### DIRECTIONS FOR THIS TASK
Search the records for the word "energy" and copy each line in which it appears.

### Web page and app entries
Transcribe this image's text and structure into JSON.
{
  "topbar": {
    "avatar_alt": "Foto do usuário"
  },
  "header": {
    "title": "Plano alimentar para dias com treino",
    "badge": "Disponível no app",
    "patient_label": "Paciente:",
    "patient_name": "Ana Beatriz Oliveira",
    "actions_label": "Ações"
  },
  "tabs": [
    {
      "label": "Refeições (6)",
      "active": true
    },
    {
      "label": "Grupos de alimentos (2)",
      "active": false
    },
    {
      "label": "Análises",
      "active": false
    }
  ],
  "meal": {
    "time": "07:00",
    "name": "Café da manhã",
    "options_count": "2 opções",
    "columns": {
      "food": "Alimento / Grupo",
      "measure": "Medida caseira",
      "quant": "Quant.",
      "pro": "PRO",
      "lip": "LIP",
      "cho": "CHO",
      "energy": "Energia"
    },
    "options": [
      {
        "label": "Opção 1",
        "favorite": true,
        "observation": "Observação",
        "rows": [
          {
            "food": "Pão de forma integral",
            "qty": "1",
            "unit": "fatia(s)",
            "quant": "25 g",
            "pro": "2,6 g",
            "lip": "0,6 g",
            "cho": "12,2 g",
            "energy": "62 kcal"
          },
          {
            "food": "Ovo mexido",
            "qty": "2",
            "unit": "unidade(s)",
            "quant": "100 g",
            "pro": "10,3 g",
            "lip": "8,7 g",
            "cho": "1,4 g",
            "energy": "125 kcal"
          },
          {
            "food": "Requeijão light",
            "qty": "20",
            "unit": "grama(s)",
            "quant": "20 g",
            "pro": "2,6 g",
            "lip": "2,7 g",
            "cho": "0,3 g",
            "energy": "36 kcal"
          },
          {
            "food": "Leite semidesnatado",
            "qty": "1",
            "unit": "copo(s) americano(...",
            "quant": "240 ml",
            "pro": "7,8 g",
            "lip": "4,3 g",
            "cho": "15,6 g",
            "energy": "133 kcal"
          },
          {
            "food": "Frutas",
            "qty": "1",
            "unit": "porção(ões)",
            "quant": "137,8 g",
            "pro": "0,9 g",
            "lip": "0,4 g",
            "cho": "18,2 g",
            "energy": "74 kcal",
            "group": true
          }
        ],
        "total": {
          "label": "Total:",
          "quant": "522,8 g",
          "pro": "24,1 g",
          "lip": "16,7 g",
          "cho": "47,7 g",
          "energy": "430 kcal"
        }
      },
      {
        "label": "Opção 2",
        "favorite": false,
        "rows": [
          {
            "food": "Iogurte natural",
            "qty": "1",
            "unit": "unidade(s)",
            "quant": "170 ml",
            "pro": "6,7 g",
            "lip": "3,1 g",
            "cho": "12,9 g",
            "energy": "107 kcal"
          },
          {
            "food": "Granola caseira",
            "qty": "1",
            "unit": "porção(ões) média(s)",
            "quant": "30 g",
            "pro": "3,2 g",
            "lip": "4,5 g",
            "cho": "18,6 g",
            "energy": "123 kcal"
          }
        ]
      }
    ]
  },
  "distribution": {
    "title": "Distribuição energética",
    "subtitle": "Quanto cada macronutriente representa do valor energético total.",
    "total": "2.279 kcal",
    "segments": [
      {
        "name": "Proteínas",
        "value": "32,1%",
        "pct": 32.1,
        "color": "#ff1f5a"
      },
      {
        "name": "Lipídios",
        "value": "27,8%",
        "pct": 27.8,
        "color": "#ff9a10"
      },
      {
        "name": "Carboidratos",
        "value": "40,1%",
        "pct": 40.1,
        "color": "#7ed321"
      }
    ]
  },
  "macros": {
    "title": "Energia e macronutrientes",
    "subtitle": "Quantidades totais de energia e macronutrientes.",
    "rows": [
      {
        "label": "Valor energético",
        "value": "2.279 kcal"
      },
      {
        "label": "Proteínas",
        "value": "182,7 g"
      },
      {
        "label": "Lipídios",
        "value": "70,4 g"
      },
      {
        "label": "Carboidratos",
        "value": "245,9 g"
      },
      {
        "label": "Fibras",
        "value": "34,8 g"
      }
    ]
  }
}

### COMPLETED EXERCISE
      "energy": "Energia"
            "energy": "62 kcal"
            "energy": "125 kcal"
            "energy": "36 kcal"
            "energy": "133 kcal"
            "energy": "74 kcal",
          "energy": "430 kcal"
            "energy": "107 kcal"
            "energy": "123 kcal"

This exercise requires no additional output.